That statement confirms that so-called 'clean coal' does not exist, despite promotions of the concept in national advertising. Although new coal plants emit fewer pollutants than ones built two or three decades ago, they are still dirty. Proof of that is contained in the Ely Energy Center's draft environmental impact statement, which says emissions of greenhouse gases and various unhealthy chemicals and particulates would amount to millions of tons per year."

The Reno Gazette-Journal editorial writers took a somewhat more charitable route to reach the same conclusion:

"Utility executives deserve credit for understanding that their industry is changing and that building a conventional power plant far from the state's urban areas doesn't make good sense for its investors or its customers. 

But opponents of the coal-fired plant, who put a different kind of pressure on the utility, deserve a lot of credit for the decision, too.  When U.S. Sen. Harry Reid, D-Nev., announced his opposition to any new coal-fired power plants in mid-2007, it became politically difficult for the utility to move ahead with its plans. (Two other coal-fired plants have been proposed for rural Nevada by other, non-Nevada companies.) Reid warned that he would do 'everything I can' to prevent the plants from being constructed. 

The fight against the plant continued last week at a hearing in Reno hosted by the Bureau of Land Management, which would have to approve the project. The opponents rightly welcomed NV Energy's announcement of the cancellation on Monday."
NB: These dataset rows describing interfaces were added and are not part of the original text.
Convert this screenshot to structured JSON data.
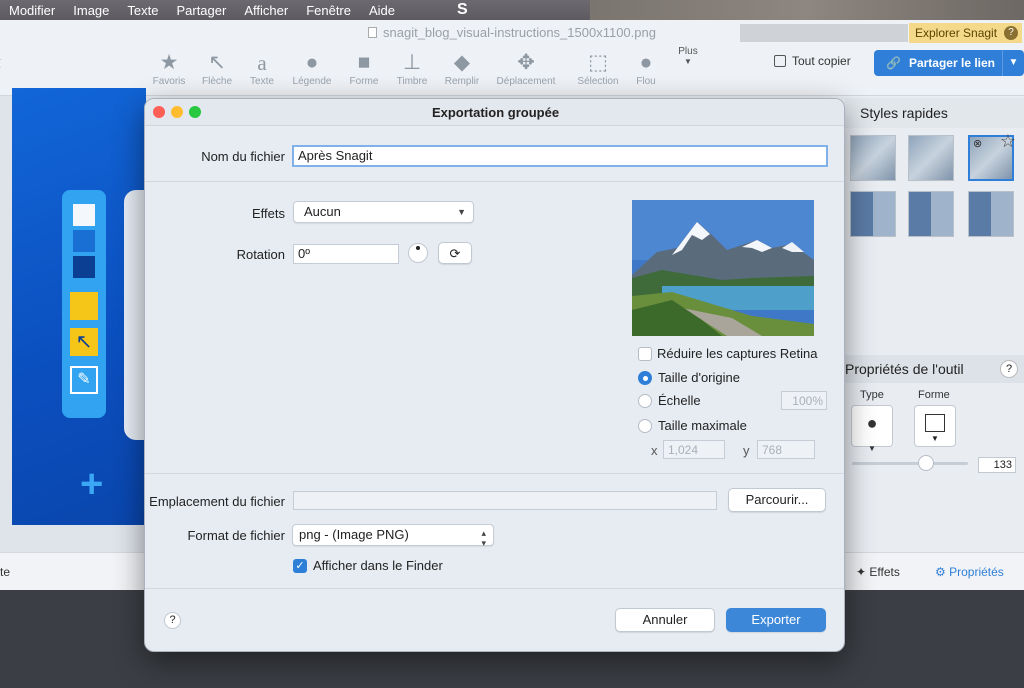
{
  "menubar": {
    "items": [
      "Modifier",
      "Image",
      "Texte",
      "Partager",
      "Afficher",
      "Fenêtre",
      "Aide"
    ],
    "app_logo": "S"
  },
  "window": {
    "title": "snagit_blog_visual-instructions_1500x1100.png",
    "explore_label": "Explorer Snagit",
    "explore_help": "?"
  },
  "toolbar": {
    "tools": [
      "Favoris",
      "Flèche",
      "Texte",
      "Légende",
      "Forme",
      "Timbre",
      "Remplir",
      "Déplacement",
      "Sélection",
      "Flou"
    ],
    "more_label": "Plus",
    "copy_all_label": "Tout copier",
    "share_label": "Partager le lien"
  },
  "bottombar": {
    "left_label": "te",
    "effects_label": "Effets",
    "properties_label": "Propriétés"
  },
  "right_panel": {
    "styles_title": "Styles rapides",
    "props_title": "Propriétés de l'outil",
    "props_help": "?",
    "type_label": "Type",
    "shape_label": "Forme",
    "slider_value": "133"
  },
  "dialog": {
    "title": "Exportation groupée",
    "filename_label": "Nom du fichier",
    "filename_value": "Après Snagit",
    "effects_label": "Effets",
    "effects_value": "Aucun",
    "rotation_label": "Rotation",
    "rotation_value": "0º",
    "retina_label": "Réduire les captures Retina",
    "size_original_label": "Taille d'origine",
    "scale_label": "Échelle",
    "scale_value": "100%",
    "max_size_label": "Taille maximale",
    "x_label": "x",
    "x_value": "1,024",
    "y_label": "y",
    "y_value": "768",
    "location_label": "Emplacement du fichier",
    "location_value": "",
    "browse_label": "Parcourir...",
    "format_label": "Format de fichier",
    "format_value": "png - (Image PNG)",
    "show_finder_label": "Afficher dans le Finder",
    "help": "?",
    "cancel_label": "Annuler",
    "export_label": "Exporter",
    "retina_checked": false,
    "size_mode": "original",
    "show_finder_checked": true
  },
  "colors": {
    "accent": "#2f7fd8",
    "artboard_blue": "#0b4fbf",
    "highlight_yellow": "#f5d98a"
  }
}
The bottom line is this:  One of the biggest coal-fired power plants proposed for the United States is now dead -- at least for the foreseeable future.  It's one of the biggest signs yet that the future of dirty coal and the future of the United States are now on two increasingly diverging paths.